The worldwide bicycle shortage created by the pandemic is hardly breaking news.
What might cause two-wheel enthusiasts to do a double-take starts with word that the waiting time for a new set of pedals could take up to a year.
You heard it right.
Due to shipping delays in moving merchandise out of major bike-producing countries such as China (again, due to the pandemic), the back orders guarantee a bike purchased now probably won’t arrive at your local store until well into 2022.
That’s a big reason why so many people are bringing their bikes to repair shops for tune-ups and overhauls.
Bob Burke, co-owner of Guy’s Bicycles in Feasterville, smiles and shakes his head when asked if this is the craziest time he’s experienced in the 43 years he’s been involved with his establishment.
“The perfect storm is that the demand is so high. . .easily the highest since the ‘70s,’’ Burke said during a recent interview at the shop. “But the supply is the worst it’s ever been.
“The manufacturers that we know by name, like Trek and Cannondale, they want to get bikes finished and put in boxes so they can come to the warehouses here in America. But now they’re sitting in warehouses in Asia waiting to get on to a container ship.’’
Unless you’re buying a bike with a stock frame from a department store, a long wait time is probably in the cards.
Amazingly, the big bike companies haven’t found a way to speed up the process. Burke says the container ships are overwhelmed and overloaded – essentially just trying to fill back orders which were placed as far in the past as 2020.
The demand for containers has driven the cost of them so high that the process just isn’t cost efficient.
“It’s almost become a bidding war to get a container to get out of Asia,’’ Burke said. “It’s a supply problem but it’s also a shipping problem which is making all this hard to do.’’
Years ago, a vast number of bikes were built and assembled here in the United States. But less expensive foreign labor essentially put an end to that. Hence, the problem we are experiencing now.
“The shareholders in these companies want to see a profit,’’ Burke said. “How do you do that? You get the production costs to be lower. But then you have to depend on that when things like this happen. That’s the international part of having the world involved in making a bike and not having control of it all by yourself.’’
The days of a nationally recognized company such as Schwinn producing bikes out of a U.S. city such as Chicago are decidedly over.

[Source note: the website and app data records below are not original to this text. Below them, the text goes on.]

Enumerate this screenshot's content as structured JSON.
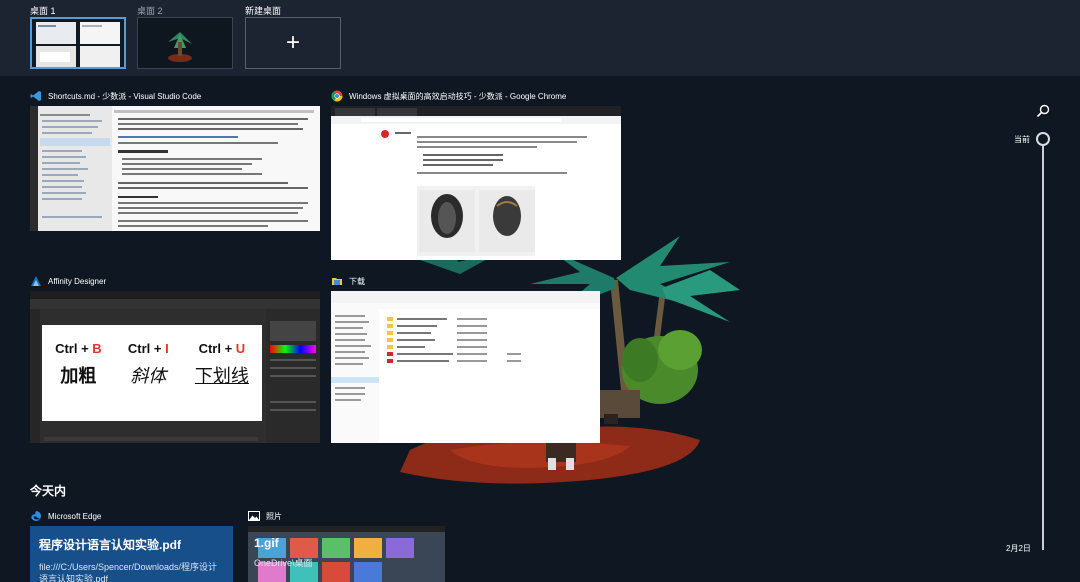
{
  "desktops": [
    {
      "label": "桌面 1",
      "active": true
    },
    {
      "label": "桌面 2",
      "active": false
    },
    {
      "label": "新建桌面",
      "icon": "plus-icon"
    }
  ],
  "new_desktop_glyph": "+",
  "windows": [
    {
      "app": "Visual Studio Code",
      "icon": "vscode-icon",
      "title": "Shortcuts.md - 少数派 - Visual Studio Code"
    },
    {
      "app": "Google Chrome",
      "icon": "chrome-icon",
      "title": "Windows 虚拟桌面的高效启动技巧 - 少数派 - Google Chrome"
    },
    {
      "app": "Affinity Designer",
      "icon": "affinity-designer-icon",
      "title": "Affinity Designer"
    },
    {
      "app": "File Explorer",
      "icon": "folder-icon",
      "title": "下载"
    }
  ],
  "designer_canvas": {
    "shortcuts": [
      {
        "combo_prefix": "Ctrl + ",
        "key": "B",
        "label": "加粗"
      },
      {
        "combo_prefix": "Ctrl + ",
        "key": "I",
        "label": "斜体"
      },
      {
        "combo_prefix": "Ctrl + ",
        "key": "U",
        "label": "下划线"
      }
    ],
    "key_color": "#e3342f"
  },
  "timeline": {
    "section_title": "今天内",
    "current_label": "当前",
    "date_label": "2月2日",
    "cards": [
      {
        "app": "Microsoft Edge",
        "icon": "edge-icon",
        "title": "程序设计语言认知实验.pdf",
        "subtitle": "file:///C:/Users/Spencer/Downloads/程序设计语言认知实验.pdf"
      },
      {
        "app": "照片",
        "icon": "photos-icon",
        "title": "1.gif",
        "subtitle": "OneDrive\\桌面"
      }
    ]
  },
  "colors": {
    "background": "#0f1822",
    "top_bar": "#1b2430",
    "active_border": "#5b9bd5",
    "edge_card": "#174f8a"
  }
}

Stores such as Guy’s carry a large inventory of bikes, enough to not only fill a store but a warehouse. But the end of last spring, every single bike was sold.
Much of that had to do with the pandemic. With so many people home from work or school, the desire to exercise (or just get out of the house) shot through the roof.
“We want to replace the inventory,’’ Burke said. “We just can’t. This is the worst it’s been. I don’t know if it can get worse – how can it get worse than zero?’’
Hopefully, by the spring of 2022, the supply shortage will correct itself and things will get back to normal.
But there are no guarantees.
Meanwhile, the number of people getting into biking continues to grow.
Two years ago, Burke estimates he knew 25-30 percent of the customers who walked through his store’s doors.
Now? Not much more than 10 percent, which means 90 percent are new faces looking to take up biking for perhaps the first time since they were kids.
Burke, a Trevose native, grew up about a mile from his store. He started working there in 1978, a couple years before he graduated from Neshaminy High School.
“All I wanted to do was be here,’’ Burke said with a chuckle. He would go on to become one of the area’s top cyclists/triathletes, winning such prestigious races as the Liberty-to-Liberty Triathlon (Statue of Liberty to the Liberty Bell) a couple decades ago.
Currently, he’s about to compete in a 200-mile gravel road bike competition in Kansas. At 57, he’s still looking for the next challenge.
Perhaps the only good thing to come out of the bike shortage from a store business perspective is the aforementioned uptick in service and repairs.
Here’s that wait time again: If you want to get your bike worked on, you’re probably looking at three weeks to a month.
As for new bikes, if you’re willing to wait, you’re not alone. This pre-order stuff has been going on almost as long as the pandemic.
“When we get the bikes, what’s usually coming in now has been pre-sold already,’’ Burke explained. “So at the time that we placed orders for these bikes months and months ago – we ordered more than we thought we needed – but we’re just not getting them.
“So whatever comes in is pretty much gone already.’’
Things could get better and maybe somehow the wait time shrinks a bit. As the cliché goes, only time will tell.